## Source data
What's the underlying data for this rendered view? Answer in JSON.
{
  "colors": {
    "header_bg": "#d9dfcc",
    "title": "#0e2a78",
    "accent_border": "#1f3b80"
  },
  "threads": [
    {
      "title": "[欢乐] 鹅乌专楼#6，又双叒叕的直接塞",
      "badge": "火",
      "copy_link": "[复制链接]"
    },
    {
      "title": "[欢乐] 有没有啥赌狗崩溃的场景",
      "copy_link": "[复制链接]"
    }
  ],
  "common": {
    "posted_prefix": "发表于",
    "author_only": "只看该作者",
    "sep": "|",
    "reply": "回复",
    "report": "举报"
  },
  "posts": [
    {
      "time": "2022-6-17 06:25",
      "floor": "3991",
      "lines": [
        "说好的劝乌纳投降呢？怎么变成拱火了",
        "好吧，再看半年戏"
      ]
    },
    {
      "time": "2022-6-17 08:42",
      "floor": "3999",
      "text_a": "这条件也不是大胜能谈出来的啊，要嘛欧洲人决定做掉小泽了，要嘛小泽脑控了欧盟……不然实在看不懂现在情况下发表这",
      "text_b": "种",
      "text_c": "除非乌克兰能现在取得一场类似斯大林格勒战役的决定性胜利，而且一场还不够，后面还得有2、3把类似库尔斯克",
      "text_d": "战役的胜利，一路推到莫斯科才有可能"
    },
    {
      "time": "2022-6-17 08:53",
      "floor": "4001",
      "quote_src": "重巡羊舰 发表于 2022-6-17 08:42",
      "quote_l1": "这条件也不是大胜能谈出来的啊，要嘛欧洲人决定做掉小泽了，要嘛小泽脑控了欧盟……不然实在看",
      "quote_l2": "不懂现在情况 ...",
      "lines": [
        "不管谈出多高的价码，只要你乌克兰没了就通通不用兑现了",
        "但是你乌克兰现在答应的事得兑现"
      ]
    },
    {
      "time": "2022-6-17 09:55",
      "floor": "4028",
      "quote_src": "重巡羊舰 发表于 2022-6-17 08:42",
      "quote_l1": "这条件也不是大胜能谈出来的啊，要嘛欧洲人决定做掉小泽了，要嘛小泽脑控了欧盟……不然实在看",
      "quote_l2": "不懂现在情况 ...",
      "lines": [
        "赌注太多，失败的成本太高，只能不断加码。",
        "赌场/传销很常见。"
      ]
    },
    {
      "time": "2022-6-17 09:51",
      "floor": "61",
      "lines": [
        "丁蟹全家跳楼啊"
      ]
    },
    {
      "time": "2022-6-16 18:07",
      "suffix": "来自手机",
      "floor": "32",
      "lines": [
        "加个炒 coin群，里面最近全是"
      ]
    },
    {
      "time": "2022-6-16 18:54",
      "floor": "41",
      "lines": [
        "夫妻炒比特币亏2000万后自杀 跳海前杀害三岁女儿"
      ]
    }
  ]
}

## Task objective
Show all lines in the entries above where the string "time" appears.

## Expected answer
      "time": "2022-6-17 06:25",
      "time": "2022-6-17 08:42",
      "time": "2022-6-17 08:53",
      "time": "2022-6-17 09:55",
      "time": "2022-6-17 09:51",
      "time": "2022-6-16 18:07",
      "time": "2022-6-16 18:54",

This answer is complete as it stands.